As we build on our ongoing race equality work at the University, whilst it is important to listen to others’ experiences, it is also important to educate ourselves. There is a vast amount of useful resources you can find online, we have provided some useful resources as a starting point below:

Books to Read:

  • Why I’m No longer Talking To White People About Race by Reni Eddo-Lodge
  • Brit (ish): On Race, Identity and Belonging by Afua Hirsch
  • Me and White Supremacy: How to recognise Your Privilege, Combat Racism and Change the World by Layla Saad
  • White Fragility: Why It’s So Hard for White People to Talk About Racism by Robin Diangelo
  • Don’t Touch My Hair by Emma Dabiri
  • Girl, Woman, Other by Bernadine Evaristo
  • So You Want to Talk About Race by Ijeoma Oluo
  • How to Be an Antiracist by Ibram X. Kendi
  • Blindspot: Hidden Biases of Good PeopleMahzarin R. Banaji and Anthony G. Greenwald
  • Natives Race & Class in the Ruins of Empire, Akala
  • Why Race Still Matters, Alana Lentin
  • Superior: The Return of Race Science, Angela Saini
  • Don't Touch My Hair, Emma Dabiri
  • Hostile Environment: How Immigrants Become Scapegoats, Maya Goodfellow
  • Book List | The Black, African and Asian Therapy Network (baatn.org.uk)
  • Black and British: A Forgotten History Paperback:In this vital re-examination of a shared history, historian and broadcaster David Olusoga tells the rich and revealing story of the long relationship between the British Isles and the people of Africa and the Caribbean.
  • Americanah by Chimamanda Ngozi Adichie


  • Small Axe is a British anthology film series, created and directed by Steve McQueen.
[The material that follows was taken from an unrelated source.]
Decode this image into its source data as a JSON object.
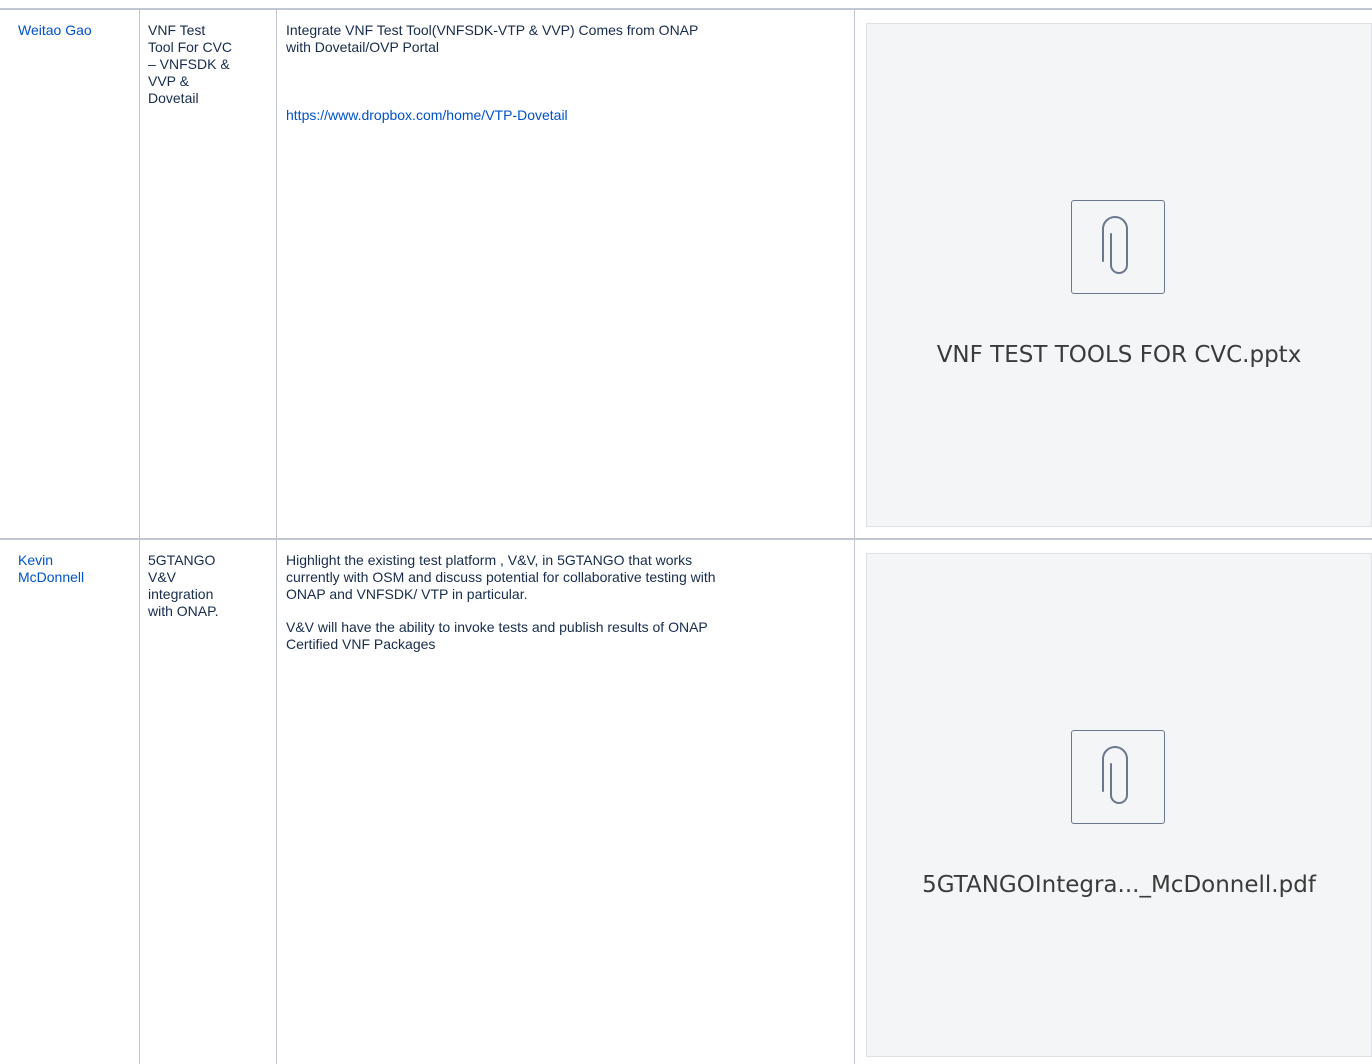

A series of films set from the late 1960s to the mid-1980s, the films each tell a story involving London’s West Indian community, whose lives have been shaped by their own force of will, despite rampant racism and discrimination. Even though this collection of films is set some decades ago, the stories are as vital and timely today as they were for the West Indian community in London at the time. Each film, in its own unique way, conveys hard-won successes in the face of racism, bringing hope and optimism for the future.
  • John Amaechi on white privilege
  • John Amaechi Not-racist v anti-racist: what’s the difference?
  • Black and British: A Forgotten History is a four-part BBC Television documentary series, written and presented by David Olusoga and first broadcast in November 2016. It documents the history of Black people in Great Britain and its colonies, starting with those who arrived as part of the Roman occupation, and relates that history to modern Black British identity.
  • Microaggressions are like mosquito bites encourages people to imagine that instead of being an inappropriate comment, a microaggression is a mosquito bite.


  • @AntiRacistLibr


If you have found a book, article or any other kind of resource particularly helpful, please email the EDI team so we can add it to this page.